In June of 1998, I was living in Pascagoula, MS, where I was the Pastor of the First Presbyterian Church. One Saturday, my family and I, along with two other families, got on a boat owned by one of those, and went out to Sand Island to spend the day. The water in the Mississippi Coast Sound is pretty churned up with a great deal of industrial traffic, so locals who have a boat, for a “day on the beach,” go out to the barrier islands.

What we did upon arrival at Sand Island was to decide where we wanted to anchor the boat; once that was determined, the pilot pulled away from the island a bit, and said, “OK, drop the bow anchor there.” I went forward and did that, then walked back along the deck towards the cabin as the pilot backed the boat towards the island. When he was as far back/close to the island as he wanted to be, he said, “OK, now take the stern anchor onshore.” That’s what you did; then the bow and stern anchors would hold the boat in place.

Standing there, I looked towards the stern and saw my friend Steve holding the anchor. I placed the bow, so he gets the stern, right? He looked at me with a “Go on, what are you waiting for?” look. So I took off my hat and sunglasses, looked at the water, and started to dive in—but then Boy Scout training kicked in, and I remembered that you never dive in water when you do not know it’s depth. I jumped in.

Water that I thought was probably over my head was about knee deep, and let’s just say that when I hit the bottom, my left ankle rolled. I totally blew it out, twisting it so badly that I got a spiral crack in the fibula (fortunately the non-weight bearing bone in the shin). Long story short, we’d just arrived, but I was done for the day. I made it to shore, where I was given a beer and a handful of Advil (I know, but he was an ER Doc, so I did what he said), and proceeded to camp out under a beach umbrella.

A couple of hours later, another Doctor took me ashore in his boat, where we went to the hospital and after several X-rays, I was placed on crutches and in a ski-boot cast.

I was in the ski-boot for about four or five weeks, then my follow-up appointment was cancelled, and then I went on vacation, and there ended my recovery. No PT, no follow-up X-rays, no nothing.

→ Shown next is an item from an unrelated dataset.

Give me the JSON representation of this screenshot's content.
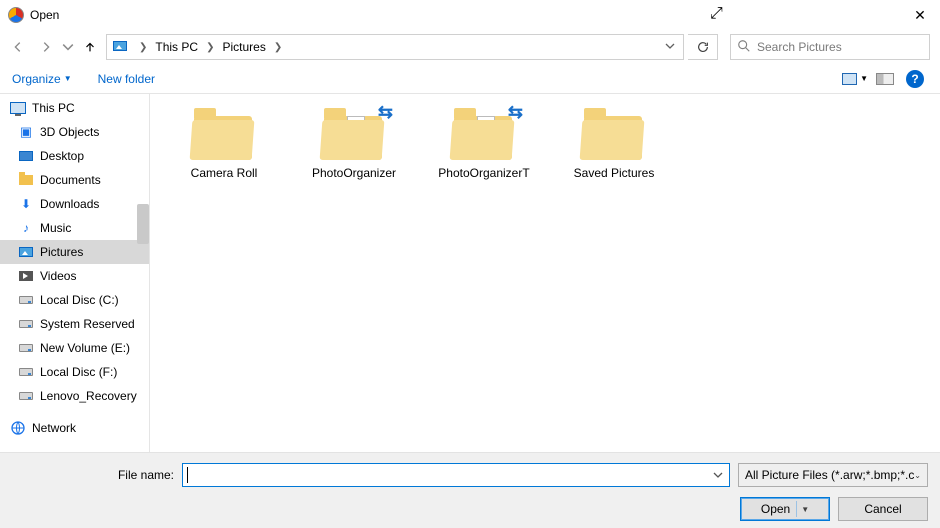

I’ve always had some issues with that ankle, but I come from the “spit on it, rub some dirt in it, and keep on playing school.” So when I was having some problems on the outside of that foot, after X-rays and exams, my Sports Orthopedic Doctor (new one, new town), said, “MRI.”

I’ve met deductible, insurance said “OK,” so I did. This week I met with my Doc to talk about the MRI and what he learned from it.

In a nutshell, there was some damage done in that jump back in ’98 that has not healed. Tendons and ligaments don’t necessarily repair themselves, and bone spurs have developed, etc., etc., etc. The recent pain I’ve had is referent pain from the damage that remains in the ankle, and when I’m running (OK, probably jogging), backpacking, etc., there are going to be issues. Surgery is in my future. Not now, not in the immediate future, but one day. “You’ll know when the time has come,” the Doc said.

But here are a couple of lines from the MRI report:

“There is attenuation of the anterior talofibular ligament consistent with sequelae of prior partial tear.” (I have no idea what that means.)

“Fairly prominent is trigonum with moderate posterior subtalar degenerative osteoarthritic changes manifested by narrowed joint space, marginal osteophytosis, and subcortical degenerative cystic changes of the opposing articular surfaces.” (Huh? WHAT?!)

“Mild tenosynovitis of the otherwise intact tibialis posterior and peroneal tendons.”  (one more posterior comment and someone is going to get hurt.)

So it’s been 15 years since I blew my ankle out, and I am facing the reality that one day (no time soon), I’ll have to deal with it. Great. But can someone please—Radiologist, Orthopedist, someone, please learn to speak and write (or dictate) in English that a relatively intelligent person like me can actually understand?

Yeesh. Knowledge is power, but this is disabling. Not the injury, the report. I need a medical dictionary!